Wherever a line in the records below contains "title", copy that line.

(Element data from apps and pages)
..............................

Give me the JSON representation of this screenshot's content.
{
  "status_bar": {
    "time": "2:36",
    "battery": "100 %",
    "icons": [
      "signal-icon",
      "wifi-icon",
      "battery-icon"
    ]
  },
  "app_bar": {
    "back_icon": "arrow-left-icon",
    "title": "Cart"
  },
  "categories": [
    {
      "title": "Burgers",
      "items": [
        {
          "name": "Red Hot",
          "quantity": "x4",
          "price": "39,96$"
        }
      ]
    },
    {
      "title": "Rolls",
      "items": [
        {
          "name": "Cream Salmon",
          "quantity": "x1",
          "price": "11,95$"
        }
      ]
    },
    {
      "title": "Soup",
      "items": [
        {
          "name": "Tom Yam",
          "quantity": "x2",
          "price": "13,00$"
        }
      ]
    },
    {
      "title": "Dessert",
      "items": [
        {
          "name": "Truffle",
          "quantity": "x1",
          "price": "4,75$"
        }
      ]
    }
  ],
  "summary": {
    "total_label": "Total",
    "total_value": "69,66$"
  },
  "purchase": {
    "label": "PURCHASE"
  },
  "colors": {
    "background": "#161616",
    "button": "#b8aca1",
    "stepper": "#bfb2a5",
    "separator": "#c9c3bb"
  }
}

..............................

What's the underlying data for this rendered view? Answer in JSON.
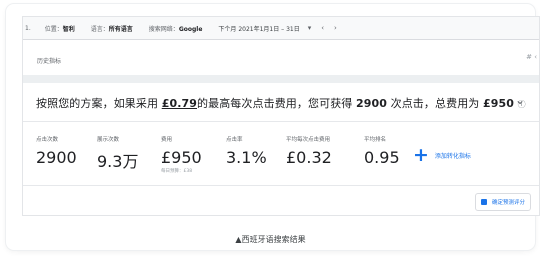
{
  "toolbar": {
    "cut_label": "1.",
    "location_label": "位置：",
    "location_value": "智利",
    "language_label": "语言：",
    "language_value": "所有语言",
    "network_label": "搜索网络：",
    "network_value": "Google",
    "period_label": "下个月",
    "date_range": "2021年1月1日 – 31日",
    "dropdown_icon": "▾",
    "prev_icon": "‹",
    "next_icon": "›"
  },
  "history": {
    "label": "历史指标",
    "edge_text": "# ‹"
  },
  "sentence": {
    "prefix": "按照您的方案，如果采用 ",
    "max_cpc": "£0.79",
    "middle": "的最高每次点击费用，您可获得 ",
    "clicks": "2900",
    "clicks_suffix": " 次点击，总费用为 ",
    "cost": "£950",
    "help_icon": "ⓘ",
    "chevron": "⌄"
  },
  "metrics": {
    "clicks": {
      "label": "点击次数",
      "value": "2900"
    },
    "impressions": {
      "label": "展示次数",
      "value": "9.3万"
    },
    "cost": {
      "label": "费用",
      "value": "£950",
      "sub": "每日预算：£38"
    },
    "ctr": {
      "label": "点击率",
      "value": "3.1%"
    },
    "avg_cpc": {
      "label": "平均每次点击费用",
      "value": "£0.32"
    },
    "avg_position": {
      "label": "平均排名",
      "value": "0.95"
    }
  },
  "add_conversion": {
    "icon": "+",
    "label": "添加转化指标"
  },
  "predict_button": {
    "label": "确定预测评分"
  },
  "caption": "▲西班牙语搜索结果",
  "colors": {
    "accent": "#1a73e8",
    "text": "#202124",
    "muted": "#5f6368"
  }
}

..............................

» **Reply**
    "title": "Cart"
      "title": "Burgers",
      "title": "Rolls",
      "title": "Soup",
      "title": "Dessert",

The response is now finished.